→ **EXERCISE DIRECTIONS**
Working line by line, output the entries below exactly as they appear.

[Records from a data source]

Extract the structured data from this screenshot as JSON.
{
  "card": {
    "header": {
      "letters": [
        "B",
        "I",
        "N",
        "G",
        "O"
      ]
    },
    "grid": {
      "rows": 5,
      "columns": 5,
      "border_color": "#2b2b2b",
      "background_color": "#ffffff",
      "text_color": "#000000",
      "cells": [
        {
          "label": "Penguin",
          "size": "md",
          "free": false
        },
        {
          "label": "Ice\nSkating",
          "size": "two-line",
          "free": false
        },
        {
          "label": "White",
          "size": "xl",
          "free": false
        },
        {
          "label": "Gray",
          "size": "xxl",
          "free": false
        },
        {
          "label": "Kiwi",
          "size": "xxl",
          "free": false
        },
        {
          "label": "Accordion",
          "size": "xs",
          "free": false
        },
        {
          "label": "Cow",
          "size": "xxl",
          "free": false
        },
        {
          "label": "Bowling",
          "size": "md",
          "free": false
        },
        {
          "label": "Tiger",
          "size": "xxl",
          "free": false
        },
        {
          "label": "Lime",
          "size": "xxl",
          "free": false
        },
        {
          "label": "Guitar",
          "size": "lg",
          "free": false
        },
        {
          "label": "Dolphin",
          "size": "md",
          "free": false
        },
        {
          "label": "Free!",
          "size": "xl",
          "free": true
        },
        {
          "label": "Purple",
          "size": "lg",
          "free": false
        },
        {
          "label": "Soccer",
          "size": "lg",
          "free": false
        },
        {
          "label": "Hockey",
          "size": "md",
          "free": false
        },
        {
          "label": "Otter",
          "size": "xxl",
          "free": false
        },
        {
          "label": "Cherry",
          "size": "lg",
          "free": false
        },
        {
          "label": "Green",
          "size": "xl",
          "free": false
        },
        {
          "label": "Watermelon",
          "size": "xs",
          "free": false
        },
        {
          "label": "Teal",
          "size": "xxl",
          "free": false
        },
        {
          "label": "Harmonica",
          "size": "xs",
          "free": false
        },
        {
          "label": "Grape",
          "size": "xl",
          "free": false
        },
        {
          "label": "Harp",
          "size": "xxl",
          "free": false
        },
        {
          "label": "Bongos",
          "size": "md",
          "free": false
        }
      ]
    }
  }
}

→ **ANSWER TO THIS EXERCISE**
Extract the structured data from this screenshot as JSON.
{
  "card": {
    "header": {
      "letters": [
        "B",
        "I",
        "N",
        "G",
        "O"
      ]
    },
    "grid": {
      "rows": 5,
      "columns": 5,
      "border_color": "#2b2b2b",
      "background_color": "#ffffff",
      "text_color": "#000000",
      "cells": [
        {
          "label": "Penguin",
          "size": "md",
          "free": false
        },
        {
          "label": "Ice\nSkating",
          "size": "two-line",
          "free": false
        },
        {
          "label": "White",
          "size": "xl",
          "free": false
        },
        {
          "label": "Gray",
          "size": "xxl",
          "free": false
        },
        {
          "label": "Kiwi",
          "size": "xxl",
          "free": false
        },
        {
          "label": "Accordion",
          "size": "xs",
          "free": false
        },
        {
          "label": "Cow",
          "size": "xxl",
          "free": false
        },
        {
          "label": "Bowling",
          "size": "md",
          "free": false
        },
        {
          "label": "Tiger",
          "size": "xxl",
          "free": false
        },
        {
          "label": "Lime",
          "size": "xxl",
          "free": false
        },
        {
          "label": "Guitar",
          "size": "lg",
          "free": false
        },
        {
          "label": "Dolphin",
          "size": "md",
          "free": false
        },
        {
          "label": "Free!",
          "size": "xl",
          "free": true
        },
        {
          "label": "Purple",
          "size": "lg",
          "free": false
        },
        {
          "label": "Soccer",
          "size": "lg",
          "free": false
        },
        {
          "label": "Hockey",
          "size": "md",
          "free": false
        },
        {
          "label": "Otter",
          "size": "xxl",
          "free": false
        },
        {
          "label": "Cherry",
          "size": "lg",
          "free": false
        },
        {
          "label": "Green",
          "size": "xl",
          "free": false
        },
        {
          "label": "Watermelon",
          "size": "xs",
          "free": false
        },
        {
          "label": "Teal",
          "size": "xxl",
          "free": false
        },
        {
          "label": "Harmonica",
          "size": "xs",
          "free": false
        },
        {
          "label": "Grape",
          "size": "xl",
          "free": false
        },
        {
          "label": "Harp",
          "size": "xxl",
          "free": false
        },
        {
          "label": "Bongos",
          "size": "md",
          "free": false
        }
      ]
    }
  }
}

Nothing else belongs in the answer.